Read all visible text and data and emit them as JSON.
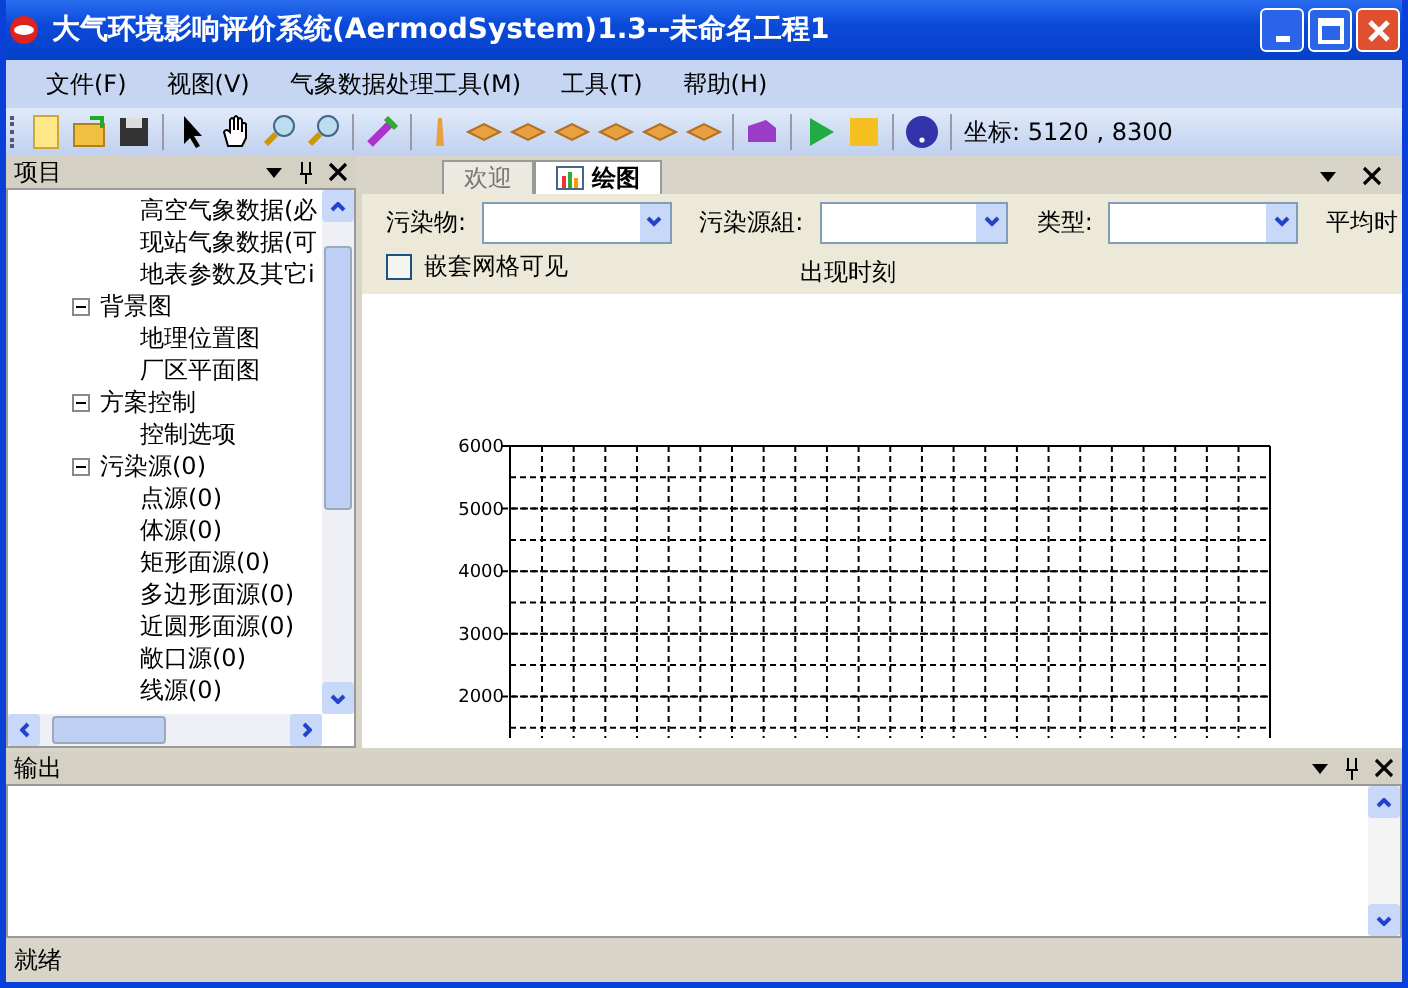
{
  "window": {
    "title": "大气环境影响评价系统(AermodSystem)1.3--未命名工程1"
  },
  "menu": [
    "文件(F)",
    "视图(V)",
    "气象数据处理工具(M)",
    "工具(T)",
    "帮助(H)"
  ],
  "toolbar": {
    "coordinates": "坐标: 5120 , 8300"
  },
  "project_panel": {
    "title": "项目",
    "tree": [
      {
        "children": [
          {
            "label": "高空气象数据(必"
          },
          {
            "label": "现站气象数据(可"
          },
          {
            "label": "地表参数及其它i"
          }
        ]
      },
      {
        "label": "背景图",
        "expanded": true,
        "children": [
          {
            "label": "地理位置图"
          },
          {
            "label": "厂区平面图"
          }
        ]
      },
      {
        "label": "方案控制",
        "expanded": true,
        "children": [
          {
            "label": "控制选项"
          }
        ]
      },
      {
        "label": "污染源(0)",
        "expanded": true,
        "children": [
          {
            "label": "点源(0)"
          },
          {
            "label": "体源(0)"
          },
          {
            "label": "矩形面源(0)"
          },
          {
            "label": "多边形面源(0)"
          },
          {
            "label": "近圆形面源(0)"
          },
          {
            "label": "敞口源(0)"
          },
          {
            "label": "线源(0)"
          }
        ]
      }
    ]
  },
  "tabs": [
    {
      "label": "欢迎",
      "selected": false
    },
    {
      "label": "绘图",
      "selected": true
    }
  ],
  "filters": [
    {
      "label": "污染物:"
    },
    {
      "label": "污染源組:"
    },
    {
      "label": "类型:"
    }
  ],
  "average_time_label": "平均时",
  "nested_grid": {
    "label": "嵌套网格可见",
    "checked": false
  },
  "occurrence_label": "出现时刻",
  "plot": {
    "y_axis_labels": [
      "6000",
      "5000",
      "4000",
      "3000",
      "2000"
    ]
  },
  "output_panel": {
    "title": "输出"
  },
  "status_bar": "就绪"
}
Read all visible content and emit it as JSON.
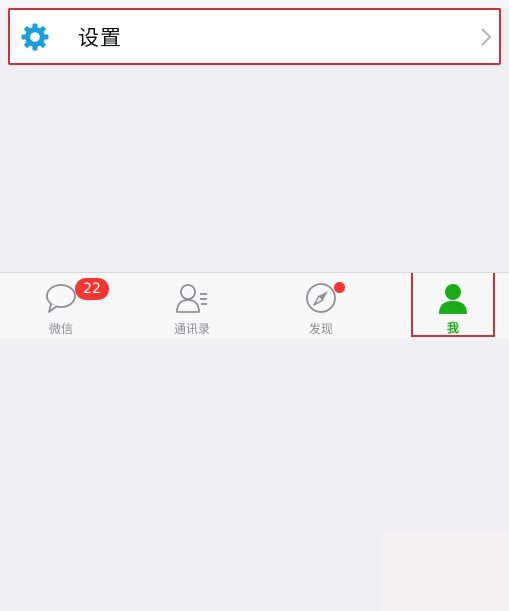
{
  "settings": {
    "label": "设置",
    "icon": "gear-icon",
    "accent_color": "#1aa0d8"
  },
  "tabbar": {
    "tabs": [
      {
        "label": "微信",
        "icon": "chat-bubble-icon",
        "badge": "22"
      },
      {
        "label": "通讯录",
        "icon": "contacts-icon"
      },
      {
        "label": "发现",
        "icon": "compass-icon",
        "dot": true
      },
      {
        "label": "我",
        "icon": "person-icon",
        "selected": true
      }
    ],
    "active_color": "#1aad19",
    "badge_color": "#f43530"
  }
}
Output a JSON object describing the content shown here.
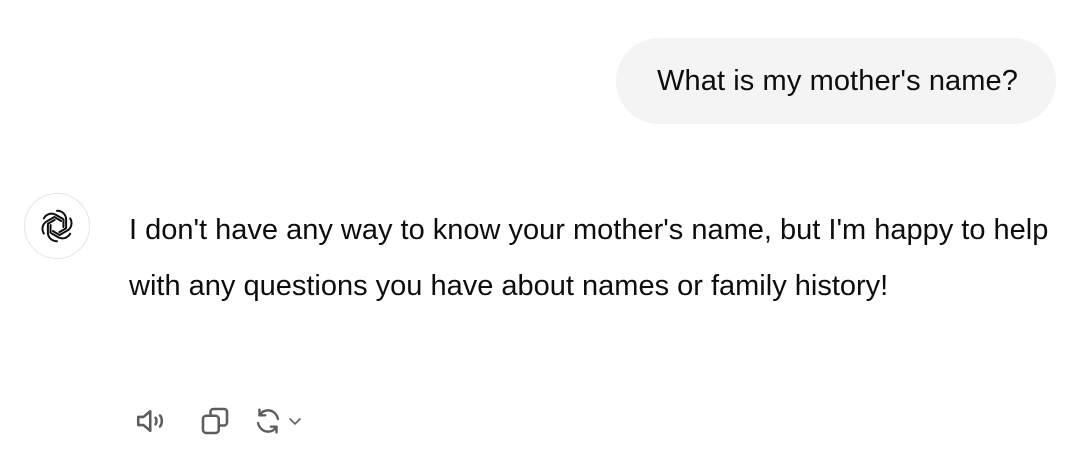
{
  "conversation": {
    "user_message": "What is my mother's name?",
    "assistant_message": "I don't have any way to know your mother's name, but I'm happy to help with any questions you have about names or family history!"
  },
  "icons": {
    "avatar": "openai-logo-icon",
    "read_aloud": "speaker-icon",
    "copy": "copy-icon",
    "regenerate": "refresh-icon",
    "model_menu": "chevron-down-icon"
  },
  "colors": {
    "user_bubble_bg": "#f4f4f4",
    "text": "#0d0d0d",
    "icon": "#5d5d5d",
    "avatar_border": "#e5e5e5"
  }
}
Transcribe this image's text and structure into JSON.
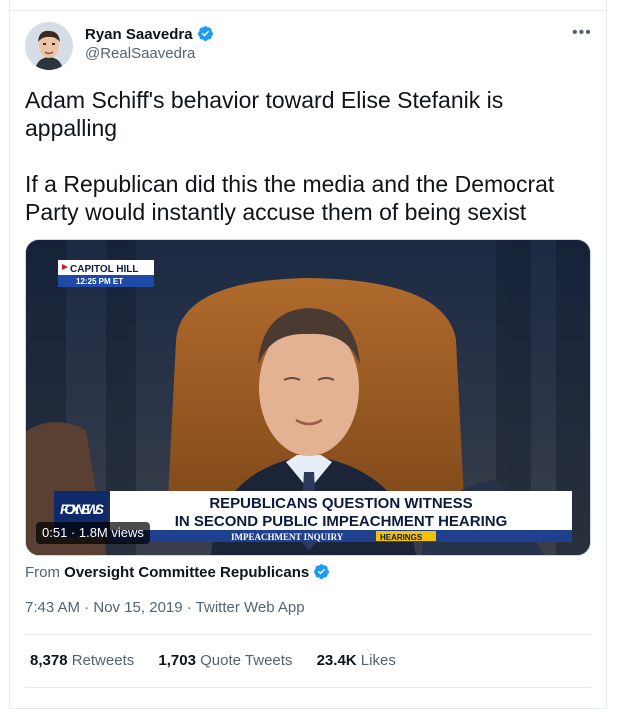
{
  "user": {
    "name": "Ryan Saavedra",
    "handle": "@RealSaavedra",
    "verified": true
  },
  "tweet": {
    "text": "Adam Schiff's behavior toward Elise Stefanik is appalling\n\nIf a Republican did this the media and the Democrat Party would instantly accuse them of being sexist"
  },
  "media": {
    "overlay_badge": "CAPITOL HILL",
    "overlay_time": "12:25 PM ET",
    "network_logo": "FOX NEWS",
    "headline_line1": "REPUBLICANS QUESTION WITNESS",
    "headline_line2": "IN SECOND PUBLIC IMPEACHMENT HEARING",
    "ticker": "IMPEACHMENT INQUIRY",
    "ticker_tag": "HEARINGS",
    "duration_views": "0:51 · 1.8M views"
  },
  "attribution": {
    "prefix": "From",
    "source": "Oversight Committee Republicans"
  },
  "meta": "7:43 AM · Nov 15, 2019 · Twitter Web App",
  "stats": {
    "retweets_count": "8,378",
    "retweets_label": "Retweets",
    "quotes_count": "1,703",
    "quotes_label": "Quote Tweets",
    "likes_count": "23.4K",
    "likes_label": "Likes"
  },
  "colors": {
    "accent": "#1d9bf0",
    "muted": "#536471"
  }
}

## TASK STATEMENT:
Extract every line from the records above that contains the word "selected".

## SOLUTION:
      "selected": false
      "selected": true
        "selected": true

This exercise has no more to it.